Segment Open

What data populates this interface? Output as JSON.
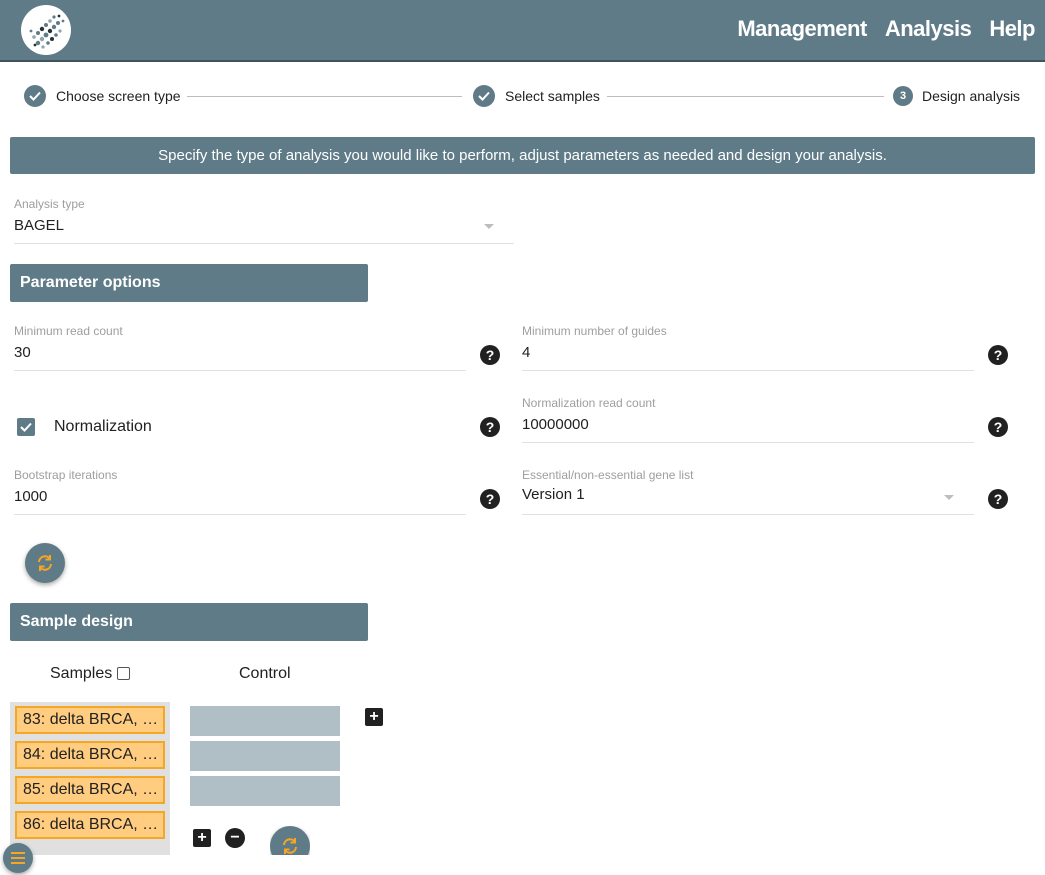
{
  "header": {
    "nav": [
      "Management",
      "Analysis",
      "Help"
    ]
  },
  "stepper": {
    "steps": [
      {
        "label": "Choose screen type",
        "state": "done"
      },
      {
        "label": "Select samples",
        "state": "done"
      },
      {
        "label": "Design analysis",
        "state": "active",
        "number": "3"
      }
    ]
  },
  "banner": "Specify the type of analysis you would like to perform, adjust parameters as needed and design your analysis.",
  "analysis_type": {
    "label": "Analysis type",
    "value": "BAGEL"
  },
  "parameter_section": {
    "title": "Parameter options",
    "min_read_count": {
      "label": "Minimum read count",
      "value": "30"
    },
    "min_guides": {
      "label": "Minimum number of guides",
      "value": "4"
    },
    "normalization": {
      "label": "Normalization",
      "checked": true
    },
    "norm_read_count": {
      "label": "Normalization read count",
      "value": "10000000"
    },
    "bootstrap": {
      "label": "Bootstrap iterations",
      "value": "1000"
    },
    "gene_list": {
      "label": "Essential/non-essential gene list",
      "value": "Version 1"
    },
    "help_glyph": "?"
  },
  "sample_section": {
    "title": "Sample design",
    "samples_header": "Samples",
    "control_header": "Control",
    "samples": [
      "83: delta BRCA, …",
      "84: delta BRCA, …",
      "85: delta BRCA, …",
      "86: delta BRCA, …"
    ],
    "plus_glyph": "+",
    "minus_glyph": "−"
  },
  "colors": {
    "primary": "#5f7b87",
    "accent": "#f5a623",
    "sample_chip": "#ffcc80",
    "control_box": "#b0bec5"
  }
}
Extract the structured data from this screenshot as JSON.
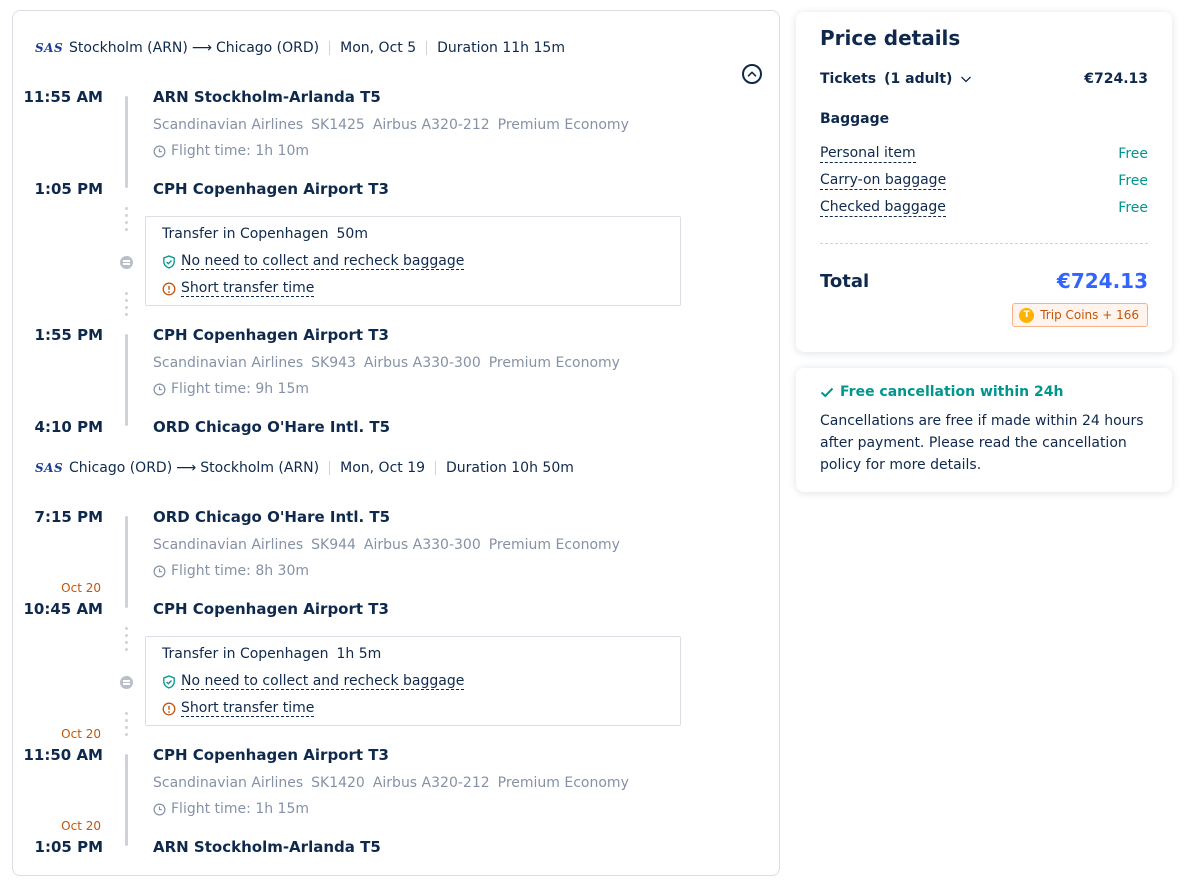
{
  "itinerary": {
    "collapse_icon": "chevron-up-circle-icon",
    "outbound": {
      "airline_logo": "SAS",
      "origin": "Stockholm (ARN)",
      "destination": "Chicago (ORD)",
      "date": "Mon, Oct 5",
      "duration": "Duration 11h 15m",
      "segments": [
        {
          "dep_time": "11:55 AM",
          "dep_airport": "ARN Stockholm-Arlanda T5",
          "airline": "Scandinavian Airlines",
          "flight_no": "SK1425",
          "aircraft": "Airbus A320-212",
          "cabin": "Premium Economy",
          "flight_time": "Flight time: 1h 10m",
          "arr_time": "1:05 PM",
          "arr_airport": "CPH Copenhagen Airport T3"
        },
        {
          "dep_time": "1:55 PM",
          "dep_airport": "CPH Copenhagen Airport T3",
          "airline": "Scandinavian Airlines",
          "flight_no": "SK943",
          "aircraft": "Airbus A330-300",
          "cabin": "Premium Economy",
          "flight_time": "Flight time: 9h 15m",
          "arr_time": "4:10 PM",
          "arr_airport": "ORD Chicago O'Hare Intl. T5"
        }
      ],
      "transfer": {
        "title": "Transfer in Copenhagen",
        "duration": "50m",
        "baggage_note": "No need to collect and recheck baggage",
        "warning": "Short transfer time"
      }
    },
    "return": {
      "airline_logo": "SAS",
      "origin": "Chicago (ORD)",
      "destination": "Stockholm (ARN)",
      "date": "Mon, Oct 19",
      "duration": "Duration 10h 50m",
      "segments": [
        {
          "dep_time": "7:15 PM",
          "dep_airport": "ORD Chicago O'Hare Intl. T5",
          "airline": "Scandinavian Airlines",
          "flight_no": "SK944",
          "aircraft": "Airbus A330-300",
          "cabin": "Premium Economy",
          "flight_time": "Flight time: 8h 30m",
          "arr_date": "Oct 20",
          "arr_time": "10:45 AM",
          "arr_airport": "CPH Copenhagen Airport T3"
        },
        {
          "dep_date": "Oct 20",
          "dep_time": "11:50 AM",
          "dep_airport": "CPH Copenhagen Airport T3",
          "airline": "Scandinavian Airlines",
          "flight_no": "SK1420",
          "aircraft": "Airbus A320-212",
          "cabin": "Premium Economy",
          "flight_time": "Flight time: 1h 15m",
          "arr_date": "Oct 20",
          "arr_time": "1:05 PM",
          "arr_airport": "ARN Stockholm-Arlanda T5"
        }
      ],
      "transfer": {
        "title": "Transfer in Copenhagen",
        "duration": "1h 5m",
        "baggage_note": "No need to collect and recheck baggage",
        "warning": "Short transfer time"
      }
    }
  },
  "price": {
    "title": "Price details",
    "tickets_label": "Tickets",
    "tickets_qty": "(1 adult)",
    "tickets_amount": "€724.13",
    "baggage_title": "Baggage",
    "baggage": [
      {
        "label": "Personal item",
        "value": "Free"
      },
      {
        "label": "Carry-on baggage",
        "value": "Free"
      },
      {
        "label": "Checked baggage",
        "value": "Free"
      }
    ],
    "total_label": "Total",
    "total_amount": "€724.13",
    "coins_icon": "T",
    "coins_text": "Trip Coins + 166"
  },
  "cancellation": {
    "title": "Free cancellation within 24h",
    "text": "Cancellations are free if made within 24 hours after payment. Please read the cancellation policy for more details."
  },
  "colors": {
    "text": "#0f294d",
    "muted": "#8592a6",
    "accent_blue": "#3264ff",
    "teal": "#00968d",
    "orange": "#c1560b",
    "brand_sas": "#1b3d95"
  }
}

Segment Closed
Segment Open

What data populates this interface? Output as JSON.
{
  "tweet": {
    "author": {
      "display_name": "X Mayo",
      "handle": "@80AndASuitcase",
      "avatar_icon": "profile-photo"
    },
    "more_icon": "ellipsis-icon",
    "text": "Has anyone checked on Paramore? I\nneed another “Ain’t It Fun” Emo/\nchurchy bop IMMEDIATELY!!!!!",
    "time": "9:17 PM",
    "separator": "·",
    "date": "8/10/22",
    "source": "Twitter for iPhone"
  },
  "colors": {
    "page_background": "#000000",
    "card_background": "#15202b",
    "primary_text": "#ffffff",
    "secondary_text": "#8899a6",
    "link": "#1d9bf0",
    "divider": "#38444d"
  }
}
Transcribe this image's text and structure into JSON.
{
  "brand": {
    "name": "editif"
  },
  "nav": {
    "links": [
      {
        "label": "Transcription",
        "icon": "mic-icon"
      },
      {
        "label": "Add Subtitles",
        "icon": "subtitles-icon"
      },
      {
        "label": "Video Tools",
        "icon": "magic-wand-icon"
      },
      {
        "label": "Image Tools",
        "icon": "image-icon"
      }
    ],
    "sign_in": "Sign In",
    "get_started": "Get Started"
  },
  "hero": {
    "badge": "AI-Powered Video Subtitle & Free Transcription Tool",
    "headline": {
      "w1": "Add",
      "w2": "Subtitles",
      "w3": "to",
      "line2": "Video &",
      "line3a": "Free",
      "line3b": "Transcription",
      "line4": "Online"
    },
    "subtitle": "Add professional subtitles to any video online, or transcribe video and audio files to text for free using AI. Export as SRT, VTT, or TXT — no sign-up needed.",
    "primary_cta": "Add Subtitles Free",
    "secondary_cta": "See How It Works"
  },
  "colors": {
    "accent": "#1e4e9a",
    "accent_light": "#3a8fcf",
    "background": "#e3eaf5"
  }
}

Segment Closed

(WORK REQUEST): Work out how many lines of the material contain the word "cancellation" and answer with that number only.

(ANSWER SECTION): 3